▸ Entries shown
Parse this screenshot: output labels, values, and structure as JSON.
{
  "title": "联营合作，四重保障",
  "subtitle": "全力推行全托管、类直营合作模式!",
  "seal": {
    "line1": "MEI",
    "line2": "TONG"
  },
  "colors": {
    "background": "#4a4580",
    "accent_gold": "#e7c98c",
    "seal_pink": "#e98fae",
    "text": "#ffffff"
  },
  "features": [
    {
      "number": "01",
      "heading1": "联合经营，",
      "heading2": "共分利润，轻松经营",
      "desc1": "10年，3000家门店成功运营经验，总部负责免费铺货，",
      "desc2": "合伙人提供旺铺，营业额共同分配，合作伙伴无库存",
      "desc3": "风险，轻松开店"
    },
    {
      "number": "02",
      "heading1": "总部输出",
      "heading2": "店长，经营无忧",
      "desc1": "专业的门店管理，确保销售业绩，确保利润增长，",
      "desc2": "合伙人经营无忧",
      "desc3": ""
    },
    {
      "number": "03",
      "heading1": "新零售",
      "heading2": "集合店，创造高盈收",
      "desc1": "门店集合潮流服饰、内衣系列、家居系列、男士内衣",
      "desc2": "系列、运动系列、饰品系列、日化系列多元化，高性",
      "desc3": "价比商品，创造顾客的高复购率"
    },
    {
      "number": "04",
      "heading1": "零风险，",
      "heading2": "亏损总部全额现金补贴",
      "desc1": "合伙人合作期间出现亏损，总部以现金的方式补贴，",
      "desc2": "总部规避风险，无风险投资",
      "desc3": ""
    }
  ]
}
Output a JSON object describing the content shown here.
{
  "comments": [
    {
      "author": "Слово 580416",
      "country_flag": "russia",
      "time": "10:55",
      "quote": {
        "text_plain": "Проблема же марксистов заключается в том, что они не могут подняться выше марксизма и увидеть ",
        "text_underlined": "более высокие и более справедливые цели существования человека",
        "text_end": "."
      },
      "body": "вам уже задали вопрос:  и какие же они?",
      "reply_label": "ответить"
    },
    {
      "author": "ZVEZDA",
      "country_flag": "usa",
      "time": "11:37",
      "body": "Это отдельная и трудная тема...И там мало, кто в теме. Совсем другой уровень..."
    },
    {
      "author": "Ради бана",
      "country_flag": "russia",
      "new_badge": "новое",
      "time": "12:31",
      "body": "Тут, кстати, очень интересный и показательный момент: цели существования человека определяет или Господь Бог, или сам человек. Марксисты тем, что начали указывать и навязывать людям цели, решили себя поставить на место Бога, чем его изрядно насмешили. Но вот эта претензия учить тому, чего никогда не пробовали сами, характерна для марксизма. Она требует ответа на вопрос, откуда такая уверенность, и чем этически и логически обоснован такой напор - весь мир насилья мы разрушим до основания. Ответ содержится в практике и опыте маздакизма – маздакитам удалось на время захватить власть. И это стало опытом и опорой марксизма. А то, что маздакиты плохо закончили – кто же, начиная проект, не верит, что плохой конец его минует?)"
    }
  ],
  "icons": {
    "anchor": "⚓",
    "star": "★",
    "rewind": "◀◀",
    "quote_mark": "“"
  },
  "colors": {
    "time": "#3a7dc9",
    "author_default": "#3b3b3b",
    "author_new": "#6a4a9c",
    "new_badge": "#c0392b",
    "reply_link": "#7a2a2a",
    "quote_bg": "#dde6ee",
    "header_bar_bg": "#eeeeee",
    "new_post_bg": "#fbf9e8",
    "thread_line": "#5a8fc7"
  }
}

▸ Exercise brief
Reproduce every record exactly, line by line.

▸ Exercise response
Parse this screenshot: output labels, values, and structure as JSON.
{
  "title": "联营合作，四重保障",
  "subtitle": "全力推行全托管、类直营合作模式!",
  "seal": {
    "line1": "MEI",
    "line2": "TONG"
  },
  "colors": {
    "background": "#4a4580",
    "accent_gold": "#e7c98c",
    "seal_pink": "#e98fae",
    "text": "#ffffff"
  },
  "features": [
    {
      "number": "01",
      "heading1": "联合经营，",
      "heading2": "共分利润，轻松经营",
      "desc1": "10年，3000家门店成功运营经验，总部负责免费铺货，",
      "desc2": "合伙人提供旺铺，营业额共同分配，合作伙伴无库存",
      "desc3": "风险，轻松开店"
    },
    {
      "number": "02",
      "heading1": "总部输出",
      "heading2": "店长，经营无忧",
      "desc1": "专业的门店管理，确保销售业绩，确保利润增长，",
      "desc2": "合伙人经营无忧",
      "desc3": ""
    },
    {
      "number": "03",
      "heading1": "新零售",
      "heading2": "集合店，创造高盈收",
      "desc1": "门店集合潮流服饰、内衣系列、家居系列、男士内衣",
      "desc2": "系列、运动系列、饰品系列、日化系列多元化，高性",
      "desc3": "价比商品，创造顾客的高复购率"
    },
    {
      "number": "04",
      "heading1": "零风险，",
      "heading2": "亏损总部全额现金补贴",
      "desc1": "合伙人合作期间出现亏损，总部以现金的方式补贴，",
      "desc2": "总部规避风险，无风险投资",
      "desc3": ""
    }
  ]
}
Output a JSON object describing the content shown here.
{
  "comments": [
    {
      "author": "Слово 580416",
      "country_flag": "russia",
      "time": "10:55",
      "quote": {
        "text_plain": "Проблема же марксистов заключается в том, что они не могут подняться выше марксизма и увидеть ",
        "text_underlined": "более высокие и более справедливые цели существования человека",
        "text_end": "."
      },
      "body": "вам уже задали вопрос:  и какие же они?",
      "reply_label": "ответить"
    },
    {
      "author": "ZVEZDA",
      "country_flag": "usa",
      "time": "11:37",
      "body": "Это отдельная и трудная тема...И там мало, кто в теме. Совсем другой уровень..."
    },
    {
      "author": "Ради бана",
      "country_flag": "russia",
      "new_badge": "новое",
      "time": "12:31",
      "body": "Тут, кстати, очень интересный и показательный момент: цели существования человека определяет или Господь Бог, или сам человек. Марксисты тем, что начали указывать и навязывать людям цели, решили себя поставить на место Бога, чем его изрядно насмешили. Но вот эта претензия учить тому, чего никогда не пробовали сами, характерна для марксизма. Она требует ответа на вопрос, откуда такая уверенность, и чем этически и логически обоснован такой напор - весь мир насилья мы разрушим до основания. Ответ содержится в практике и опыте маздакизма – маздакитам удалось на время захватить власть. И это стало опытом и опорой марксизма. А то, что маздакиты плохо закончили – кто же, начиная проект, не верит, что плохой конец его минует?)"
    }
  ],
  "icons": {
    "anchor": "⚓",
    "star": "★",
    "rewind": "◀◀",
    "quote_mark": "“"
  },
  "colors": {
    "time": "#3a7dc9",
    "author_default": "#3b3b3b",
    "author_new": "#6a4a9c",
    "new_badge": "#c0392b",
    "reply_link": "#7a2a2a",
    "quote_bg": "#dde6ee",
    "header_bar_bg": "#eeeeee",
    "new_post_bg": "#fbf9e8",
    "thread_line": "#5a8fc7"
  }
}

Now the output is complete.